  info_columns(
    columns = "b",
    info = "The highest value is `{b_highest}`."
  ) %>%
  info_snippet(
    snippet_name = "a_mean",
    fn = ~ . %>% .$a %>% mean(na.rm = TRUE) %>% round(2)
  ) %>%
  info_snippet(snippet_name = "b_lowest", fn = snip_lowest("b")) %>%
  info_snippet(snippet_name = "b_highest", fn = snip_highest("b")) %>%
  info_section(
    section_name = "further information", 
    `examples and documentation` = "Examples for how to use the
    `info_*()` functions (and many more) are available at the
    [**pointblank** site](https://rich-iannone.github.io/pointblank/)."
  ) %>%
  incorporate()

By printing the informant we get the table information report.

Here is a link to a hosted information report for the intendo::intendo_revenue table:

Information Report for intendo::intendo_revenue


TABLE SCANS

We can use the scan_data() function to generate a comprehensive summary of a tabular dataset. This allows us to quickly understand what's in the dataset and it helps us determine if there are any peculiarities within the data. Scanning the dplyr::storms dataset with scan_data(tbl = dplyr::storms) gives us an interactive HTML report. Here are a few of them, published in RPubs:

Table Scan of dplyr::storms

Table Scan of pointblank::game_revenue

Database tables can be used with scan_data() as well. Here are two examples using (1) the full_region table of the Rfam database (hosted publicly at mysql-rfam-public.ebi.ac.uk) and (2) the assembly table of the Ensembl database (hosted publicly at ensembldb.ensembl.org).

Rfam: full_region

Ensembl: assembly


OVERVIEW OF PACKAGE FUNCTIONS

There are many functions available in pointblank for understanding data quality and doing data documentation. Here is an overview of all of them, grouped by family. For much more information on these, visit the documentation website or take a Test Drive in the RStudio Cloud project.


DISCUSSIONS

Let's talk about data validation and data documentation in pointblank Discussions! It's a great place to ask questions about how to use the package, discuss some ideas, engage with others, and much more!

INSTALLATION

Want to try this out? The pointblank package is available on CRAN:

install.packages("pointblank")

You can also install the development version of pointblank from GitHub:

devtools::install_github("rich-iannone/pointblank")

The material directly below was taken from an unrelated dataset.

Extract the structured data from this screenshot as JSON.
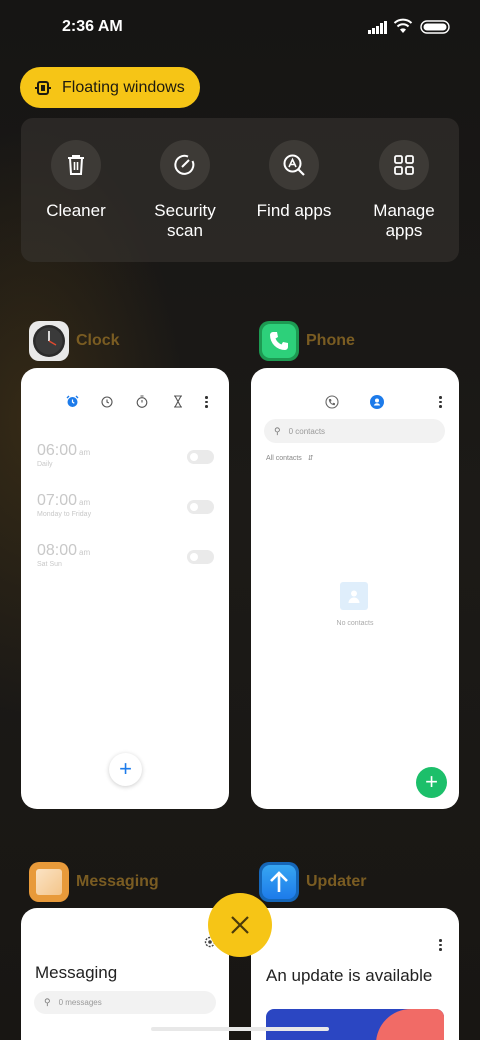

If you encounter a bug, have usage questions, or want to share ideas to make this package better, feel free to file an issue.

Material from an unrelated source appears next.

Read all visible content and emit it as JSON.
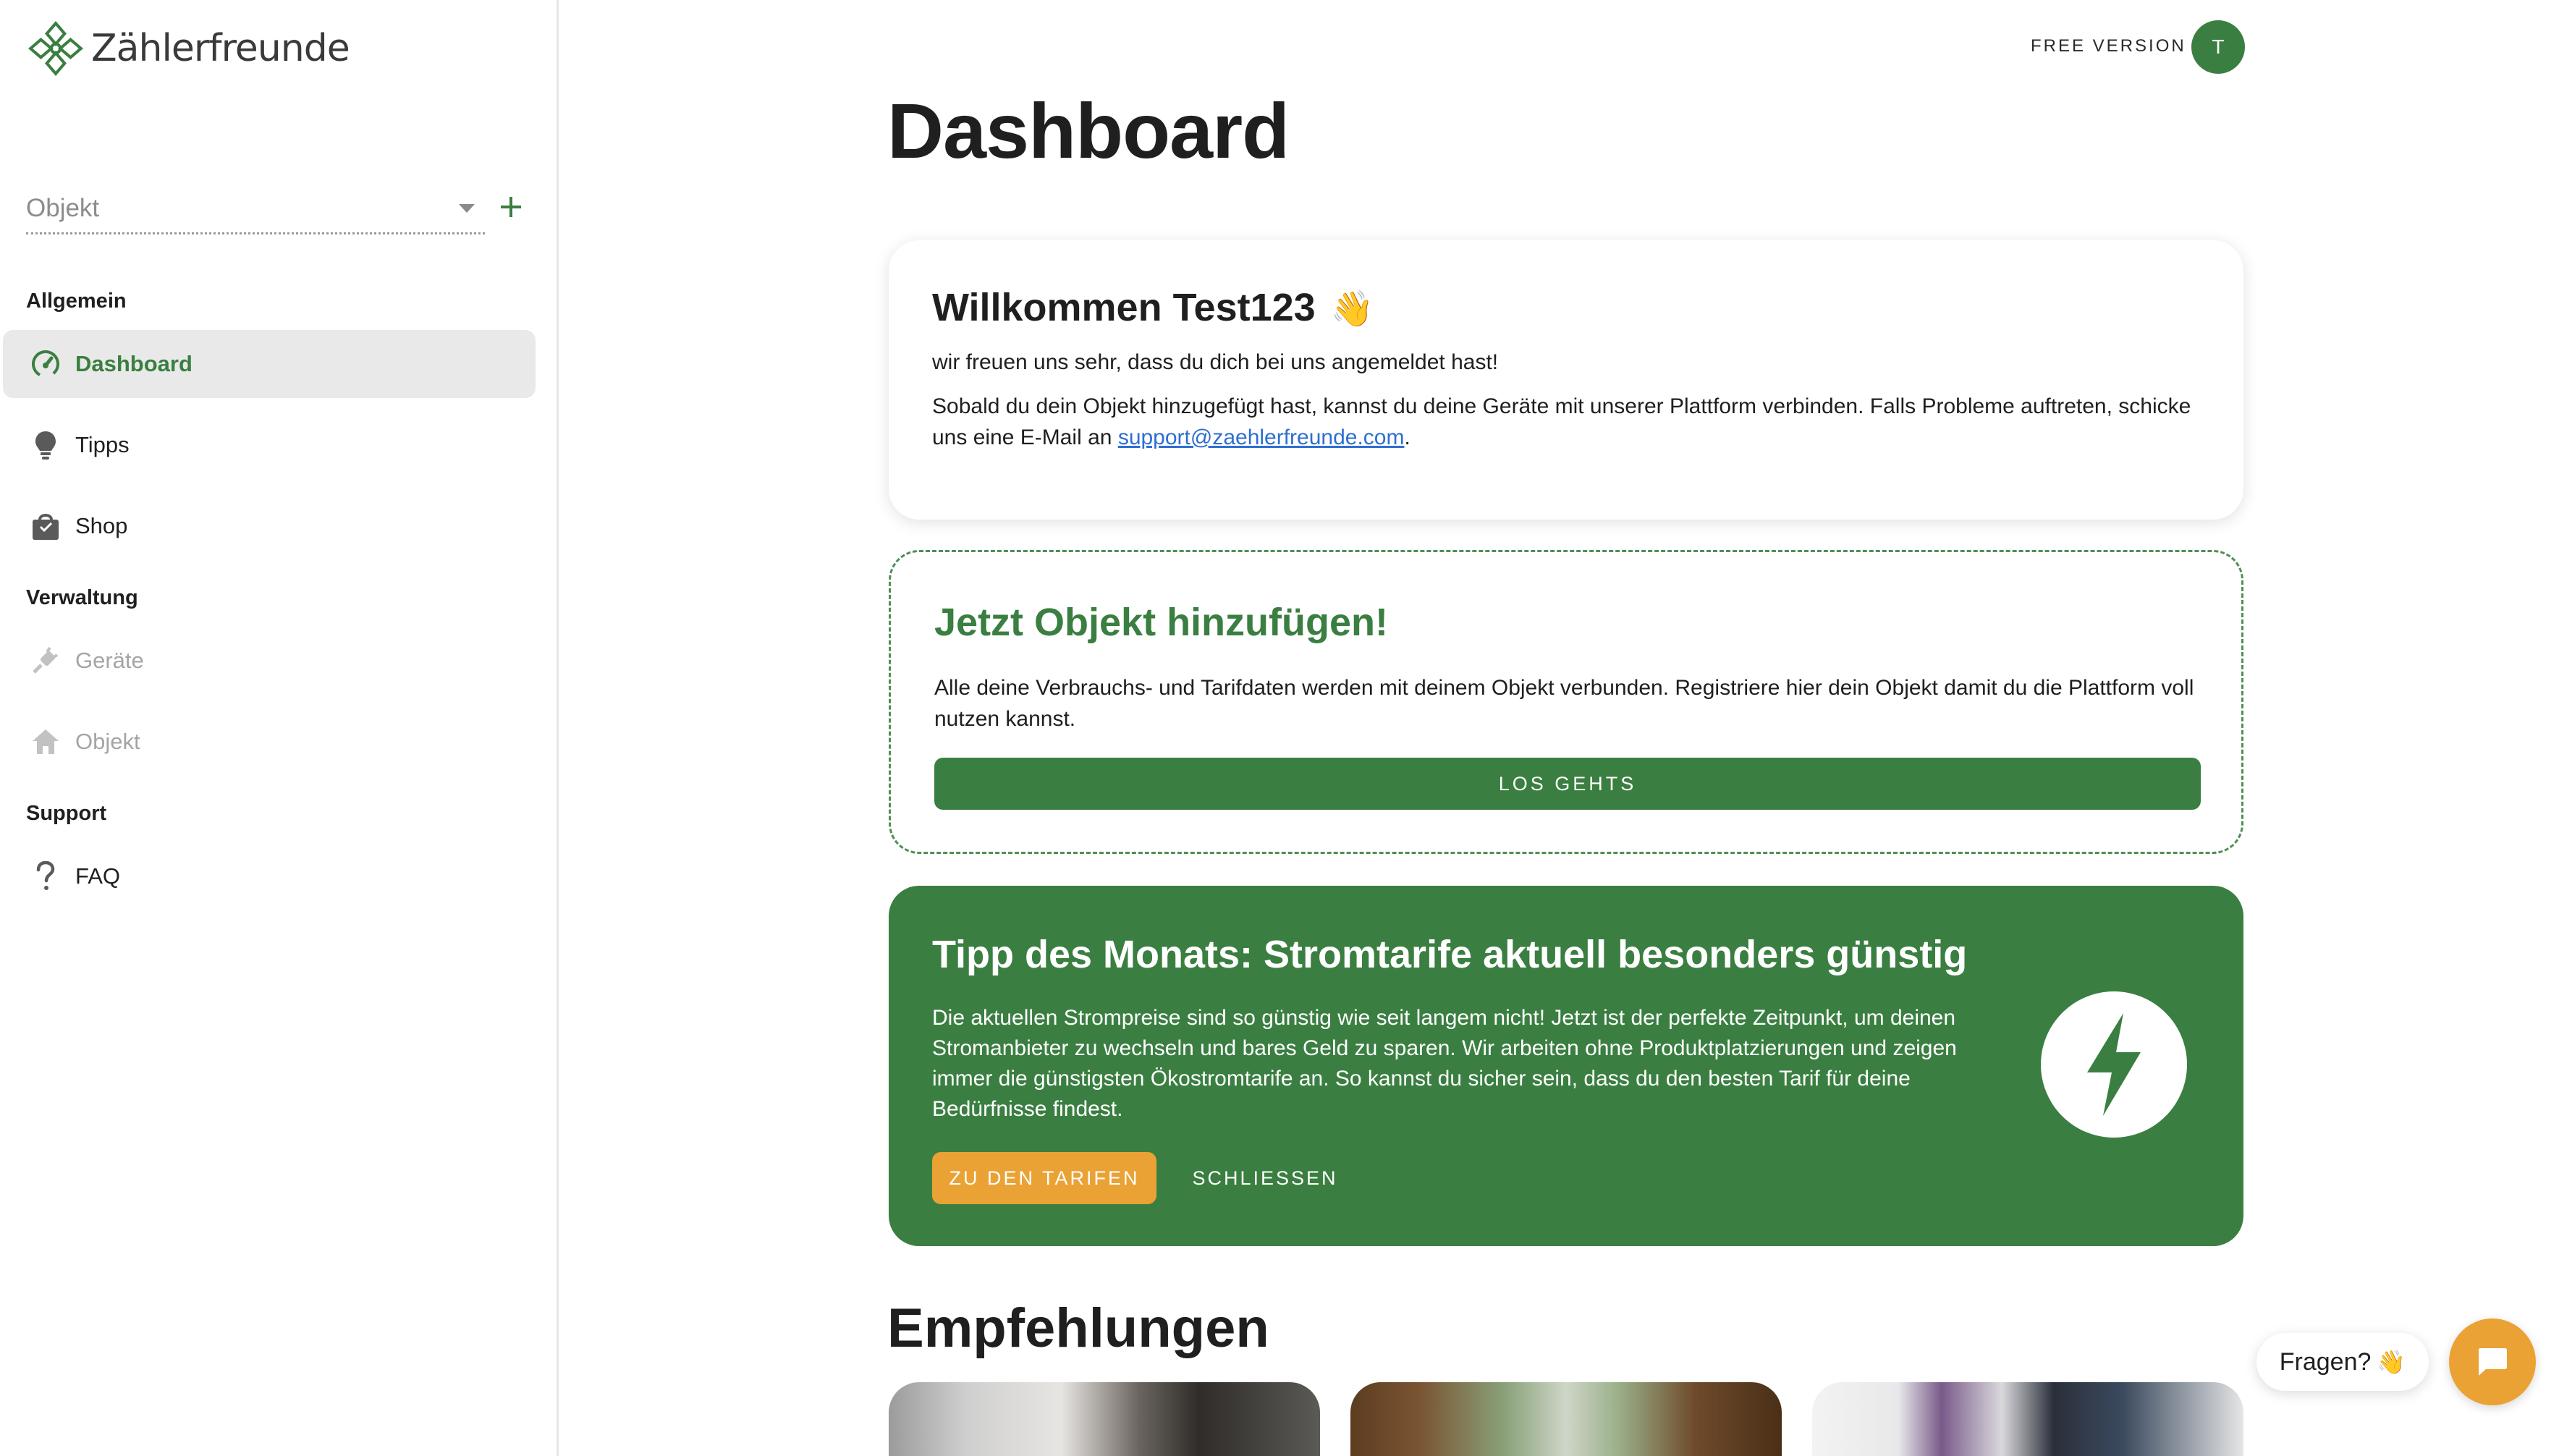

How pointblank Fits in with Other Packages that Validate Tabular Data

The pointblank package isn’t the only one of its kind available for R. The reason for introducing yet another has to do with pointblank’s goals:

  • making it possible to work with local tables, database tables, and Spark DataFrames (via sparklyr) with the same API
  • providing great flexibility in data validation workflows, allowing for: (1) report-based validations, (2) inline validations, (3) validation of data tables in unit tests (with the set of expect_*() functions), and (4) validation of data tables to support conditional expressions (with the set of test_*() functions)
  • enabling a workflow for collecting and reporting on useful information about your data tables (i.e., making data dictionaries)
  • giving you a tool for understanding new datasets: scan_data()
  • having the option to translate reporting outputs to multiple spoken languages
  • developing an API that closely follows tidyverse conventions by adhering to the tidyverse style guide
  • ensuring that the package is extremely well-tested so that you can trust the validations (there are over 6,000 unit tests so far)
  • putting lots of attention on making the package documentation and examples the best they can be

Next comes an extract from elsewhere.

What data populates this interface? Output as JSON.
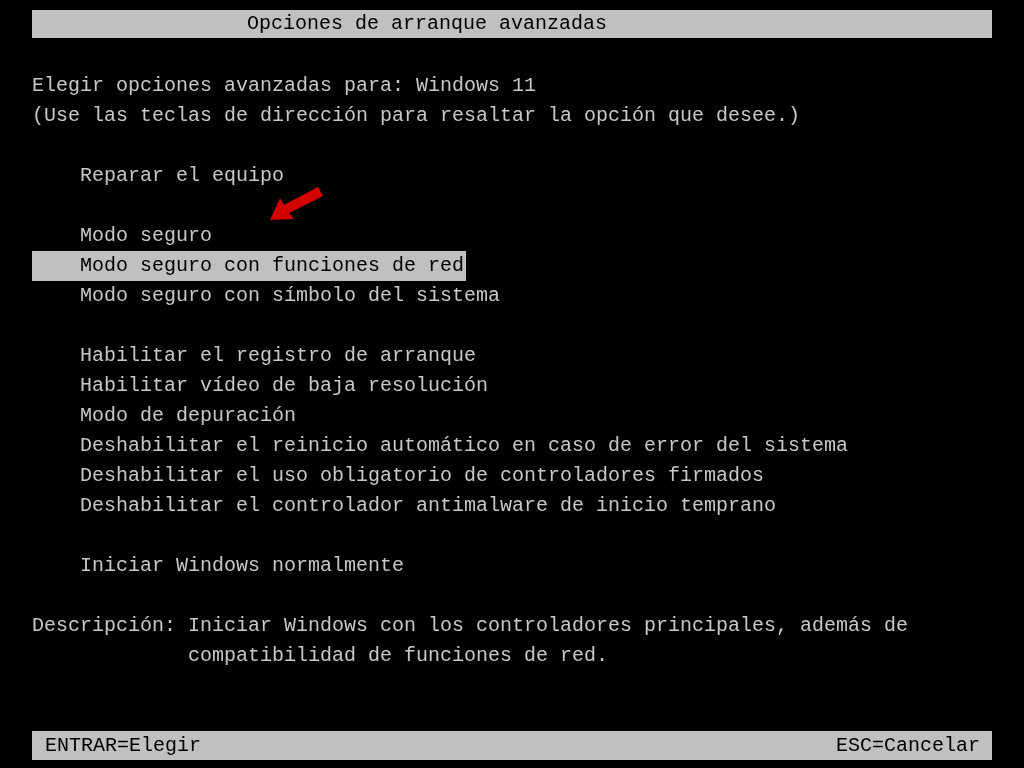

While pointblank is trying to do something a little different, it may not suit your specific needs. That's totally fine, here's a listing of some other great R packages for data validation:

assertr (GITHUBWEBSITE)

validate (GITHUB)

dataReporter (GITHUB)


Code of Conduct

Please note that the pointblank project is released with a contributor code of conduct.
By participating in this project you agree to abide by its terms.

📄 License

pointblank is licensed under the MIT license. See the LICENSE.md file for more details.

🏛️ Governance

This project is primarily maintained by Rich Iannone. Other authors may occasionally assist with some of these duties.